If you’re wondering what Depeche Mode has to do with the Academy Awards, the answer is: they don’t. Ah, but silence, that is another matter.
If you haven’t filled out your Oscar pools yet, take this to the bank: “The Artist” is going to win Best Picture. Not because it’s particularly the best film of the year – truth be told, the movies of 2011 are as weak a batch as we’ve seen in ages – but because it has a lot of things working in its favor, namely two captivating performances by the two leads Jean Dujardin (he’s this writer’s pick for Best Actor) and the lovely Berenice Bejo, but that’s not all. It has the advantage of being the one movie that is truly like no other nominee in any category – seriously, a black and white silent film in 2011, that takes balls of steel to make – and most importantly, it’s being distributed by the Weinstein Company, and if anyone can turn a film like this into an Oscar winner, it’s Harvey Scissorhands.
There is a great story surrounding the arrangement for “Enjoy the Silence,” which serves as the best argument anyone will ever need for why Alan Wilder was the most significant contributor to Depeche Mode’s success. (We even told him as much when we interviewed him in 2010.) As they were recording the tracks for their then-new album Violator – in a studio housed in rural Denmark – principal songwriter Martin Gore had turned in a tender ballad called “Enjoy the Silence” But they couldn’t get it off the ground; each time they tackled the track, it didn’t work.

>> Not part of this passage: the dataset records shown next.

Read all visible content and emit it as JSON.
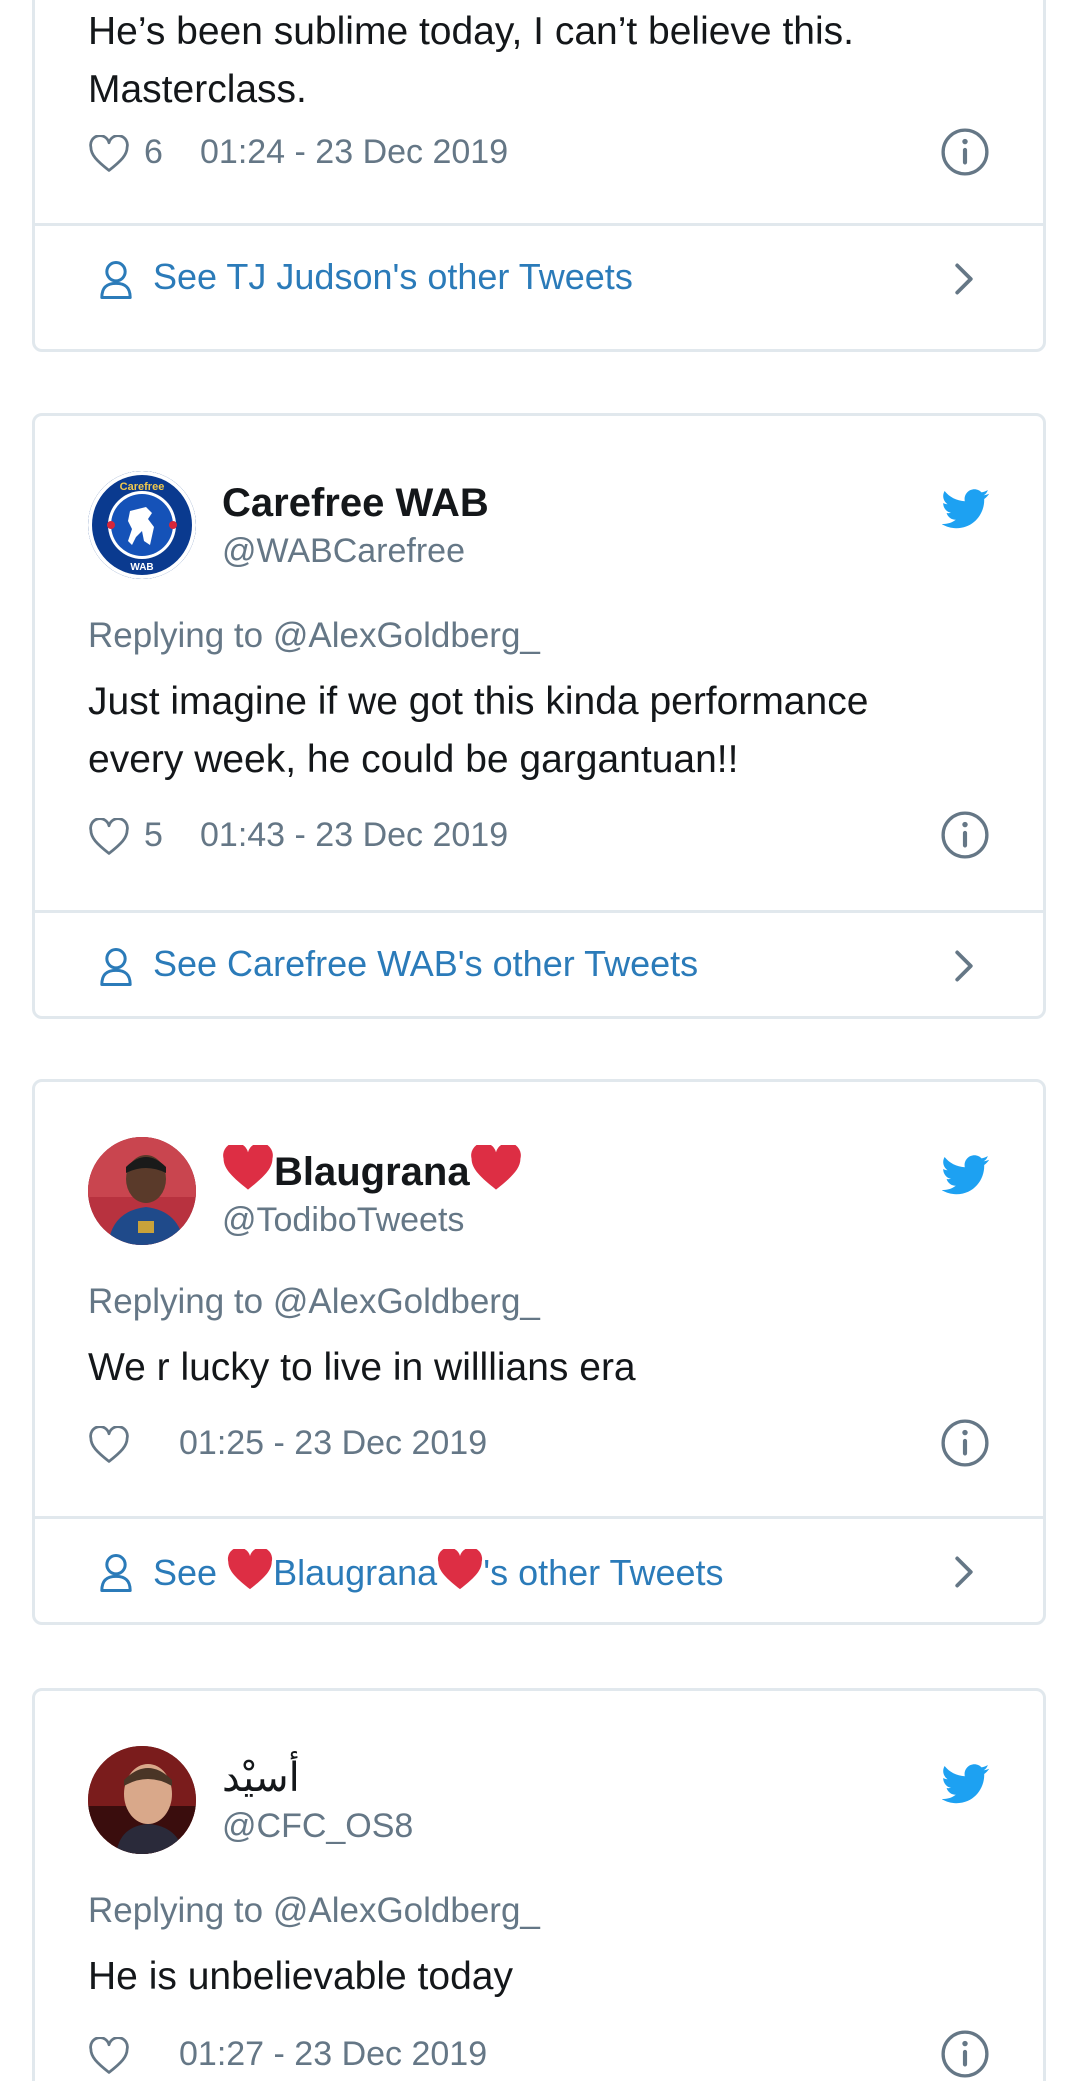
{
  "tweets": [
    {
      "text": "He’s been sublime today, I can’t believe this. Masterclass.",
      "likes": "6",
      "timestamp": "01:24 - 23 Dec 2019",
      "footer": "See TJ Judson's other Tweets"
    },
    {
      "display_name": "Carefree WAB",
      "handle": "@WABCarefree",
      "avatar_text_top": "Carefree",
      "avatar_text_bottom": "WAB",
      "replying_to": "Replying to @AlexGoldberg_",
      "text": "Just imagine if we got this kinda performance every week, he could be gargantuan!!",
      "likes": "5",
      "timestamp": "01:43 - 23 Dec 2019",
      "footer": "See Carefree WAB's other Tweets"
    },
    {
      "display_name": "Blaugrana",
      "handle": "@TodiboTweets",
      "replying_to": "Replying to @AlexGoldberg_",
      "text": "We r lucky to live in willlians era",
      "likes": "",
      "timestamp": "01:25 - 23 Dec 2019",
      "footer_prefix": "See ",
      "footer_name": "Blaugrana",
      "footer_suffix": "'s other Tweets"
    },
    {
      "display_name": "أسيْد",
      "handle": "@CFC_OS8",
      "replying_to": "Replying to @AlexGoldberg_",
      "text": "He is unbelievable today",
      "likes": "",
      "timestamp": "01:27 - 23 Dec 2019"
    }
  ],
  "icons": {
    "like": "heart-outline-icon",
    "info": "info-icon",
    "bird": "twitter-bird-icon",
    "person": "person-icon",
    "chevron": "chevron-right-icon"
  },
  "colors": {
    "link": "#2b7bb9",
    "twitter_blue": "#1da1f2",
    "muted": "#657786",
    "border": "#e1e8ed",
    "emoji_heart": "#dd2e44"
  }
}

Finally, Wilder and producer Flood told the rest of the band to get out, hit the town and have some fun. We’ll figure this out. When the rest of the band came back, Wilder and Flood had taken Gore’s demo – which consisted of a vocal and a harmonium – and transformed it into a dance track. Immediately, the band realized that this was going to be massive. Flood got Gore to play that signature guitar line, and the rest was history, as “Enjoy the Silence” became the band’s biggest hit to date, hitting the Top 10 in eight countries.
For those who are curious to hear what Gore’s original version sounded like, check this out. Pretty, but holy cow, Gore should give Wilder a co-writing credit for his contributions.